In October 1952, at a cost of $16 million (about $136 million in today’s money), the Burlington completed construction of a new 49-mile segment of track that saved two hours on its route between Chicago and Kansas City. On February 1, 1953, the railroad celebrated its “Kansas City shortcut” by introducing two new Budd-built vista-dome zephyrs between the two cities: the daytime Kansas City Zephyr and the overnight American Royal Zephyr.
Click image to download a PDF of this postcard advertising the Kansas City and American Royal Zephyrs.

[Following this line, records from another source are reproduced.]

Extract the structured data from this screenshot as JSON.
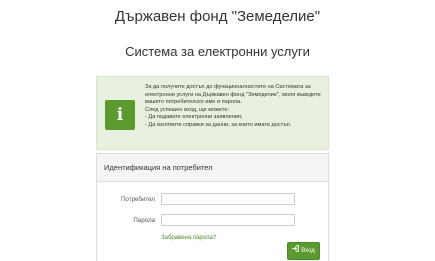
{
  "header": {
    "title": "Държавен фонд \"Земеделие\"",
    "subtitle": "Система за електронни услуги"
  },
  "info": {
    "icon": "info-icon",
    "accent_color": "#5b9a2e",
    "intro": "За да получите достъп до функционалностите на Системата за електронни услуги на Държавен фонд \"Земеделие\", моля въведете вашето потребителско име и парола.",
    "after_login": "След успешен вход, ще можете:",
    "bullet_1": "- Да подавате електронни заявления;",
    "bullet_2": "- Да изготвяте справки за данни, за които имате достъп."
  },
  "login": {
    "heading": "Идентификация на потребител",
    "username_label": "Потребител",
    "username_value": "",
    "password_label": "Парола",
    "password_value": "",
    "forgot_link": "Забравена парола?",
    "submit_label": "Вход",
    "submit_icon": "sign-in-icon"
  }
}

The day train included a dome-lounge-coach, flat-topped coaches, a diner, and a dome-observation car. The overnight train included sleeping cars and a dome-buffet-lounge car. Unlike the round-tail observation cars on previous zephyrs, the observation cars built for the Kansas City Zephyr had blunt ends, making it possible to use them in the middle of a train if needed.
Blunt-end observation car in a Budd advertisement showing the Kansas City Zephyr as it approaches its name-sake city, where it was scheduled to arrive at 8:45 pm.